“Thinking back, the buffet meals are certainly a concern,” she said.
“I had an egg one morning which was not cooked at all so I didn’t eat it, but the buffet was running for hours and new food was just being placed on top of food that had been there for a long time. It wasn’t being replaced, just piled on top.
“It has been absolutely shocking to learn about the couple who died when at the hotel from E.coli just a couple of months after we were there, especially having been so ill myself.
“The whole experience was horrifying, frightening and painful, the most traumatic of my life. I have never felt anywhere near as ill as that in all my life and it was so bad at times that I was worried that I may die.

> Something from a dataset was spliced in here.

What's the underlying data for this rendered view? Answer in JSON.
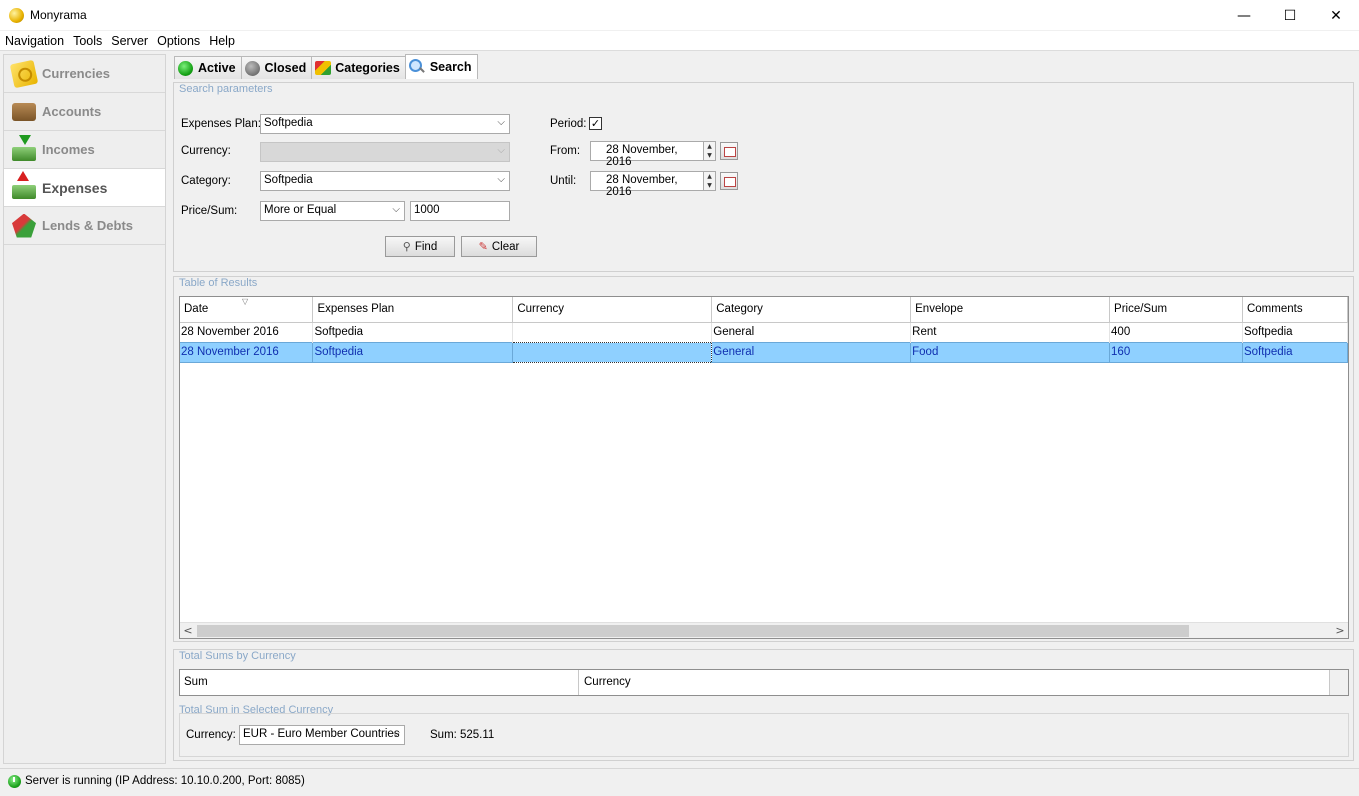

“It obviously ruined the entire holiday but I have been ill since I got back also. I have really struggled mentally and haven’t been eating well. I lost a stone in weight and I just don’t feel right. I used to be very active and went to the gym regularly but I just don’t have that energy at the minute.”
Solicitor says bill could reach seven figures as more seek compensation
Solicitor Paul McClorry, of Hudgell Solicitors, has been instructed to represent Miss Brown, and is also representing an increasing number of people currently who, like her, have suffered illness when staying at the hotel this summer.
He said: “We are representing many people who have stayed at the hotel from early April to late August this year who have been seriously ill.
“It appears there have been a number of health concerns which may have contributed to these illnesses, and this is not the first year that such claims have been brought against this hotel.
“Given the size of the hotel complex, and the fact we have cases from April through to August this year, it would not surprise me if we see the number of people affected this summer at the hotel reach several hundred as this matter unfolds.
“That of course could be hugely costly in terms of the total compensation settlements Thomas Cook could be facing. It wouldn’t surprise me if it was in the region of seven figures, but it is only right that people are compensated for their loss of holiday, and illness.
“For most people the impact will hopefully only be a matter of days in terms of their illness, but for some it could have a longer term impact, and in those cases, substantial damages will be sought to adequately compensate them for their ongoing loss of earnings and medical costs.”
The Ministry of Justice introduced new laws earlier this year that solicitors must follow when making gastric illness claims on behalf of clients, and Mr McClorry says his firm is conducting thorough reviews of all who make allegations before agreeing representation.
“It is important to stress, especially in light of recent law changes to prevent fraudulent claims, that all the people we represent have confirmation of their illness from medical professionals,” he added.
“This is not a free for all for anybody who has stayed at this hotel to come forward and claim to have been affected, but for people who have genuinely suffered like Jodie, compensation is very much the least they deserve.”
Samuel added: “The nightmare of our holiday has put us off ever travelling with Thomas Cook again. Not once did we leave the hotel for food and drinks the whole stay so it is impossible that she caught salmonella anywhere else other than the hotel grounds.
“Nobody should have to go through what we went through.”
Earlier this month it was reported that Thomas Cook was ordered to pay £26,000 in compensation and costs to a family struck down with a gastric illness at the hotel in Egypt just four weeks before Mr and Mrs Cooper died at the hotel.
It had been alleged Thomas Cook failed to ensure food and drink was safe for human consumption, free from pathogenic microorganisms and stored, cooked or reheated in a safe manner. It was also alleged that raw, undercooked and stale food was served.